An Interpretive History of Japan consists of six lectures by Professor Emeritus Daniel Okimoto from Stanford University and six corresponding lesson plans.
The curriculum first reflects on the Great East Japan Earthquake on March 11, 2011, the following nuclear accident, and the impact these incidents have had on the country as well as the world. It then explores in depth the contemporary issues of Japan and analyzes Japanese politics, economy, society, and culture from multilateral perspectives.
The lectures are approximately 50-minutes long each, and cover the following topics:
- Lecture 1: Japan’s Geological Factors: Professor Okimoto discusses how Japan’s geography and geological factors have influenced its economics, society, and culture. In addition, issues pertaining to the March 11, 2011 earthquake and tsunami are explored.

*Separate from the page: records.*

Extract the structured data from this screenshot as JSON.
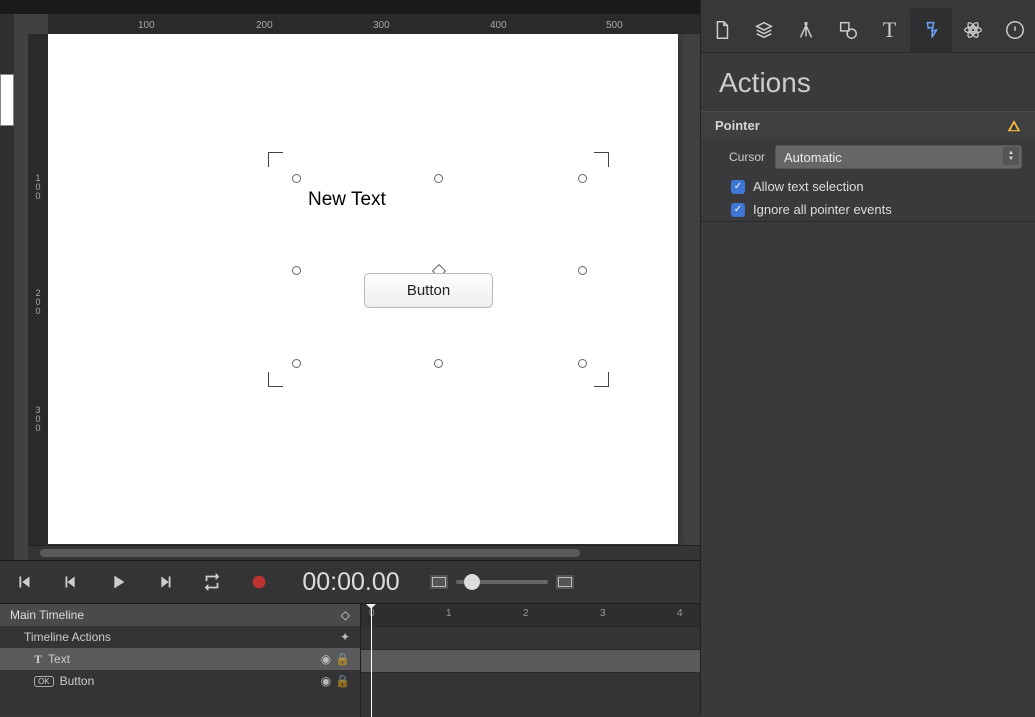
{
  "ruler_h": [
    "100",
    "200",
    "300",
    "400",
    "500"
  ],
  "ruler_v": [
    "100",
    "200",
    "300"
  ],
  "canvas": {
    "new_text": "New Text",
    "button_label": "Button"
  },
  "transport": {
    "timecode": "00:00.00"
  },
  "timeline": {
    "main": "Main Timeline",
    "actions": "Timeline Actions",
    "text_layer": "Text",
    "button_layer": "Button",
    "marks": [
      "0",
      "1",
      "2",
      "3",
      "4"
    ]
  },
  "inspector": {
    "title": "Actions",
    "section": "Pointer",
    "cursor_label": "Cursor",
    "cursor_value": "Automatic",
    "allow_select": "Allow text selection",
    "ignore_events": "Ignore all pointer events"
  }
}
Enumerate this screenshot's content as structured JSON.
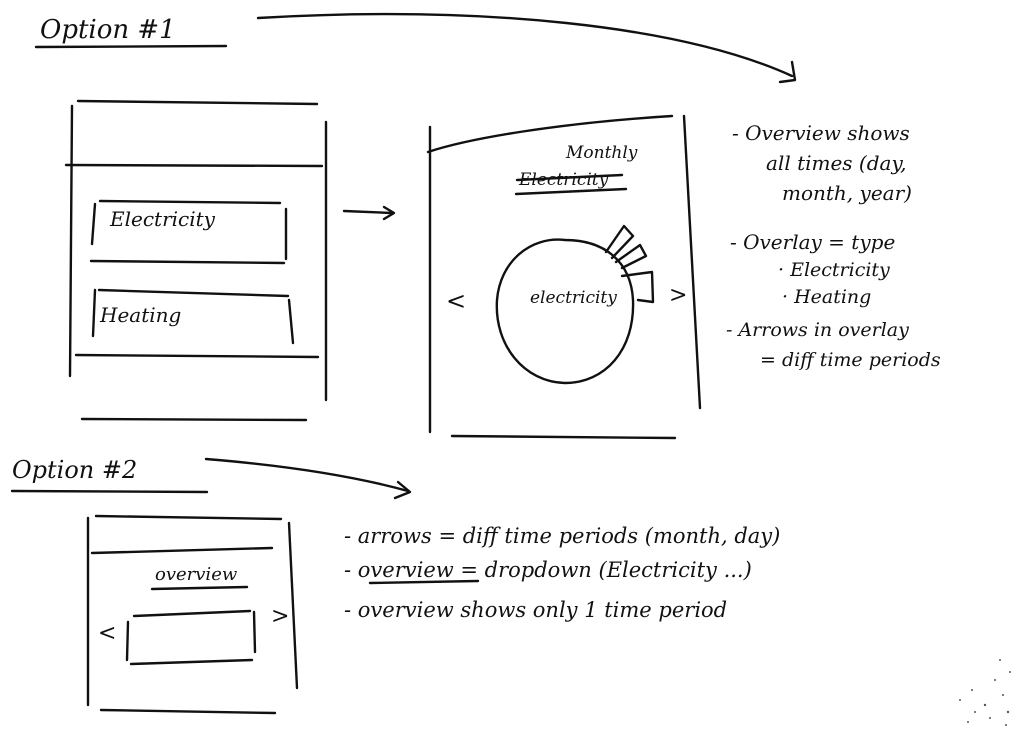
{
  "option1": {
    "heading": "Option #1",
    "left_wireframe": {
      "buttons": [
        "Electricity",
        "Heating"
      ]
    },
    "right_wireframe": {
      "title": "Monthly",
      "struck_title": "Electricity",
      "pie_label": "electricity",
      "arrow_left": "<",
      "arrow_right": ">"
    },
    "notes": [
      "- Overview shows",
      "all times (day,",
      "month, year)",
      "- Overlay = type",
      "· Electricity",
      "· Heating",
      "- Arrows in overlay",
      "= diff time periods"
    ]
  },
  "option2": {
    "heading": "Option #2",
    "wireframe": {
      "title": "overview",
      "arrow_left": "<",
      "arrow_right": ">"
    },
    "notes": [
      "- arrows = diff time periods (month, day)",
      "- overview = dropdown (Electricity ...)",
      "- overview shows only 1 time period"
    ]
  }
}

- Lecture 2: Japan’s Distinctive History: Professor Okimoto explores distinctive and unique aspects of Japan’s history. In addition, he discusses the differences in perception of Japan’s history between scholars from different countries.
- Lecture 3: Japan’s Economy: A Pioneer at the Crossroads: Professor Okimoto analyzes Japan's SEID model of economic development. In addition, he explores factors behind Japan's economic success as well as its current economic problems.
- Lecture 4: Single Party Governance: Early Benefit and Long-Term Costs: Professor Okimoto explores distinctive aspects of Japan's political system, namely single-party rule. He examines the positive and negative aspects of Japan's political system and discusses topics such as the Yoshida Doctrine, nisei giin, and amakudari.
- Lecture 5: JASA: Asia’s Longest and Most Successful Alliance: Professor Okimoto discusses the Japan American Security Alliance (JASA). He examines reasons behind its longevity and success as well as short- and long-term prospects for its sustainability.
- Lecture 6: Japan’s Rendezvous with the Future: Professor Okimoto discusses social, economic, political, and demographic challenges facing Japan. He discusses their ramifications and explores possible measures that could help ensure a prosperous future for Japan.